Quote the records beneath, complete and exact. Leave out images.

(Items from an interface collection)
━━━━━━━━━━

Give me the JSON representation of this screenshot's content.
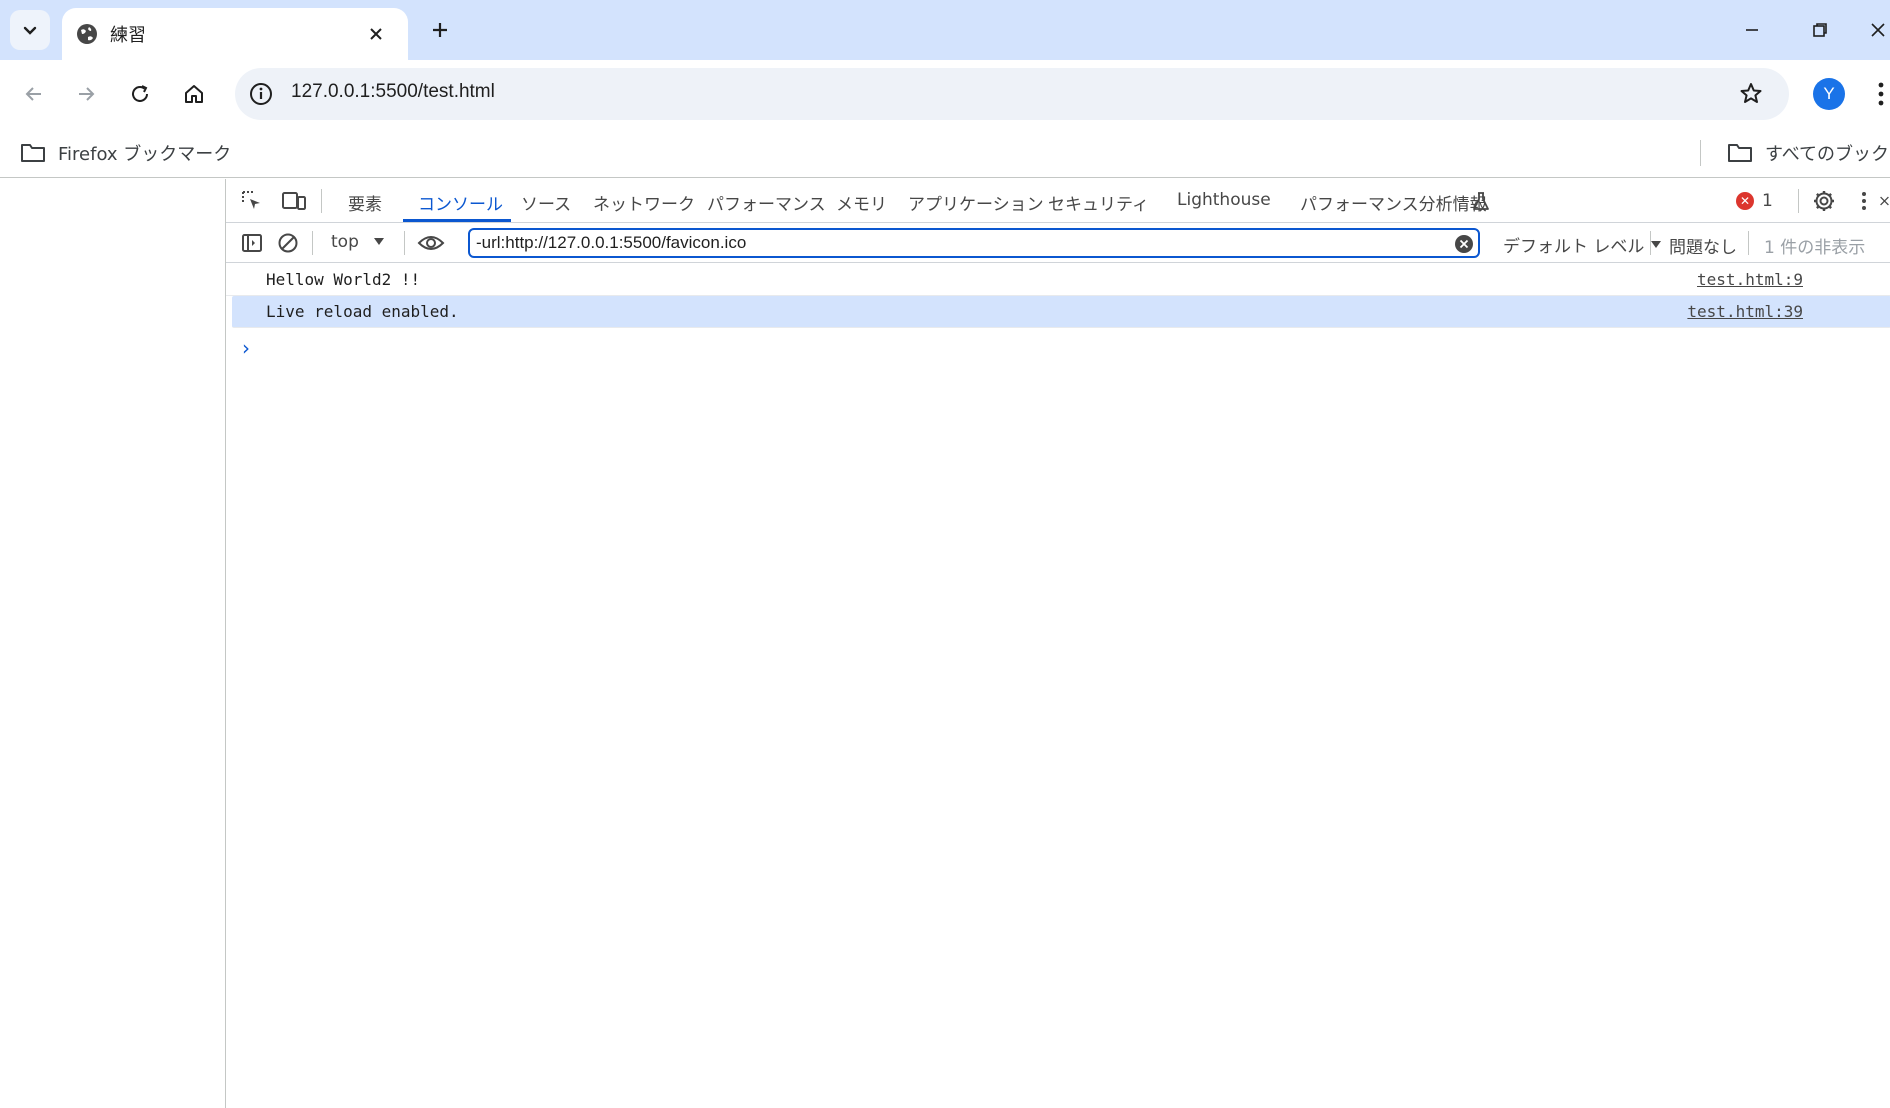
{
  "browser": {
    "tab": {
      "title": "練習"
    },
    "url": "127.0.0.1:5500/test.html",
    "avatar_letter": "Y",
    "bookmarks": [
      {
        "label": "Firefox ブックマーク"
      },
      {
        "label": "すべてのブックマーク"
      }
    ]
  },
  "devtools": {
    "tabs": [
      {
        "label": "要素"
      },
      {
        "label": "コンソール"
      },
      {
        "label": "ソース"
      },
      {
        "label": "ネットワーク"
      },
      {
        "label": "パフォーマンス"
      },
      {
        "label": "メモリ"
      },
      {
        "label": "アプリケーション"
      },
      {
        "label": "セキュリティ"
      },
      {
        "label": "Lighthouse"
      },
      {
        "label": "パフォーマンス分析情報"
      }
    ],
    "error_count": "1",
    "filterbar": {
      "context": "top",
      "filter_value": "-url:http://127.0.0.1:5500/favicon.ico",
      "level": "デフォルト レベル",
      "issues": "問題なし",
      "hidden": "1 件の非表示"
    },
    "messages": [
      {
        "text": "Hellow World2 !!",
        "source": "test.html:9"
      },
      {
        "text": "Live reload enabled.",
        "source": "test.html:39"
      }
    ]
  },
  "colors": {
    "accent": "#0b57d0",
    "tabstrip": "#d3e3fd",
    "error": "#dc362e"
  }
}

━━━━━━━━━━

Answer for this exercise ->
Give me the JSON representation of this screenshot's content.
{
  "browser": {
    "tab": {
      "title": "練習"
    },
    "url": "127.0.0.1:5500/test.html",
    "avatar_letter": "Y",
    "bookmarks": [
      {
        "label": "Firefox ブックマーク"
      },
      {
        "label": "すべてのブックマーク"
      }
    ]
  },
  "devtools": {
    "tabs": [
      {
        "label": "要素"
      },
      {
        "label": "コンソール"
      },
      {
        "label": "ソース"
      },
      {
        "label": "ネットワーク"
      },
      {
        "label": "パフォーマンス"
      },
      {
        "label": "メモリ"
      },
      {
        "label": "アプリケーション"
      },
      {
        "label": "セキュリティ"
      },
      {
        "label": "Lighthouse"
      },
      {
        "label": "パフォーマンス分析情報"
      }
    ],
    "error_count": "1",
    "filterbar": {
      "context": "top",
      "filter_value": "-url:http://127.0.0.1:5500/favicon.ico",
      "level": "デフォルト レベル",
      "issues": "問題なし",
      "hidden": "1 件の非表示"
    },
    "messages": [
      {
        "text": "Hellow World2 !!",
        "source": "test.html:9"
      },
      {
        "text": "Live reload enabled.",
        "source": "test.html:39"
      }
    ]
  },
  "colors": {
    "accent": "#0b57d0",
    "tabstrip": "#d3e3fd",
    "error": "#dc362e"
  }
}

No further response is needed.